→ How to complete this task:
In the listing that follows, count the lines that include "JSON", and answer with the total alone.

→ Records to process:
**********
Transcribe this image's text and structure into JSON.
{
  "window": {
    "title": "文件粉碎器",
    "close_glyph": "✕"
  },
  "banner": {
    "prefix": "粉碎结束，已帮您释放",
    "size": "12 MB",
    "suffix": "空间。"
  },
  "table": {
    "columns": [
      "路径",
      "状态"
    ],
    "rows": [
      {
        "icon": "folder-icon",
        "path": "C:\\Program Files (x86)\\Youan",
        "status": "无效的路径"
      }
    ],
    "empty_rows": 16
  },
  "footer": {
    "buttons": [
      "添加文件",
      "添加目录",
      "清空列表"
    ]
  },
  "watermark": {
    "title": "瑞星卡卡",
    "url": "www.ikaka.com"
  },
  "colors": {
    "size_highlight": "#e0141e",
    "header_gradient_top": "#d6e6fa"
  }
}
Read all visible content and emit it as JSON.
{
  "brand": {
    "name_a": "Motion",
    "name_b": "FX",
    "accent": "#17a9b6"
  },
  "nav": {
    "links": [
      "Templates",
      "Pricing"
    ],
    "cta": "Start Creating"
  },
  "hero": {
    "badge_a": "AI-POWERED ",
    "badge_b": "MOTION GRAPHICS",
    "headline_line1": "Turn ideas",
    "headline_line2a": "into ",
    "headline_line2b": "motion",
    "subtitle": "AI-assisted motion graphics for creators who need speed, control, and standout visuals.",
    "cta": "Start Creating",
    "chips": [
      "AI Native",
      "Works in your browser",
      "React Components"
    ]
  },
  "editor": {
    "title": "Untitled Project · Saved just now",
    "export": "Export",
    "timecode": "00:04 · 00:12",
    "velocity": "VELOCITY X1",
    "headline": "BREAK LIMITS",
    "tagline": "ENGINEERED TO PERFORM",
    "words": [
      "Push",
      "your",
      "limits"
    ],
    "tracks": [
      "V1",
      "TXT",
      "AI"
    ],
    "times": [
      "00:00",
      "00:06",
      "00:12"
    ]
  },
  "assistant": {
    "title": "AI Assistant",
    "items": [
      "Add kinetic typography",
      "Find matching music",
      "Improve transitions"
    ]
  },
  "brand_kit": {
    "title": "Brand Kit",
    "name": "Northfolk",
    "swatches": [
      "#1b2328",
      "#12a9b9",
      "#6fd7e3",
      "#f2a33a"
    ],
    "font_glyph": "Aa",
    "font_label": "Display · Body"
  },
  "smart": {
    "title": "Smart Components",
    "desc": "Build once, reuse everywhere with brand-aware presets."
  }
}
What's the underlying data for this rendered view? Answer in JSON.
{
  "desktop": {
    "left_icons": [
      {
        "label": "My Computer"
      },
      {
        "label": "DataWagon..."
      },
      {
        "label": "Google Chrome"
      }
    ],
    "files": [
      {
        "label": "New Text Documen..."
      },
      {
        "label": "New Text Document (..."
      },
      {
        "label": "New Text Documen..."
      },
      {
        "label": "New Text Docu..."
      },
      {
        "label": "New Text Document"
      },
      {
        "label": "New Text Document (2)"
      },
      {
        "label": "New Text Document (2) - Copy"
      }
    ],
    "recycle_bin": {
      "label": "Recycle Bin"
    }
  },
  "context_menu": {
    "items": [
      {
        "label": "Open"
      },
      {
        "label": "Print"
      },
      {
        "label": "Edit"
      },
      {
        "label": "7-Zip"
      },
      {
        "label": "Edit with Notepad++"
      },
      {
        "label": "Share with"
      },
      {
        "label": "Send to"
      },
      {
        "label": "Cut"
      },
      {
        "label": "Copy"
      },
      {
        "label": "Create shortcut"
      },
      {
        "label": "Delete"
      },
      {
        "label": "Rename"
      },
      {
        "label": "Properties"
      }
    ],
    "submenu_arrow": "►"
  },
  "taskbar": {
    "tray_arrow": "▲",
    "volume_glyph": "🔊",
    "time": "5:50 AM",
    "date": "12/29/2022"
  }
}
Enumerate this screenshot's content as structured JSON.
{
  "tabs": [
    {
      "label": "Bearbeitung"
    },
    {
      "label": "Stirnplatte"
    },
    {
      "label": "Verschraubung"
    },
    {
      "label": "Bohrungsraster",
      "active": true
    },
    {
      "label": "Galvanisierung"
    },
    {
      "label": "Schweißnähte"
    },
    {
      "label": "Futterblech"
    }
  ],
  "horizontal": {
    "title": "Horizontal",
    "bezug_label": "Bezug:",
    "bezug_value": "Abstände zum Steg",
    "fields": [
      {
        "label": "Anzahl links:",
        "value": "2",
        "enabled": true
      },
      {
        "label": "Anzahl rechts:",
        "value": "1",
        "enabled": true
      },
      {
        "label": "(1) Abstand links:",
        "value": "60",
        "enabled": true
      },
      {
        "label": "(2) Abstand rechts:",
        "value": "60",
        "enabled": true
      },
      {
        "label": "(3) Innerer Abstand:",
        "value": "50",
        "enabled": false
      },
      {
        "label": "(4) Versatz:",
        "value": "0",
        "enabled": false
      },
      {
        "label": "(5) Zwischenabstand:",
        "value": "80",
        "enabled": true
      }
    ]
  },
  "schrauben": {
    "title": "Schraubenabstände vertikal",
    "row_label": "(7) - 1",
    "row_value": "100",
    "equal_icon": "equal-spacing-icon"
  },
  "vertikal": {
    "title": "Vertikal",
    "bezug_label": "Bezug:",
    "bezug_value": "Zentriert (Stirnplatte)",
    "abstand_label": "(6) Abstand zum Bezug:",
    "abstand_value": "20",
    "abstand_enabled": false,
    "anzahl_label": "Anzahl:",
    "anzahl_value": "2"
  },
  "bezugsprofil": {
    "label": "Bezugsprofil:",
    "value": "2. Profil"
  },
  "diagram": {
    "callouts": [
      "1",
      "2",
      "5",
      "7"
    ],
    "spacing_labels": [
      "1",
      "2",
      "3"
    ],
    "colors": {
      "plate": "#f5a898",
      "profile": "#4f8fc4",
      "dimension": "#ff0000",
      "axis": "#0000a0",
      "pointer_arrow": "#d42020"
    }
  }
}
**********
→ Problem solution:
4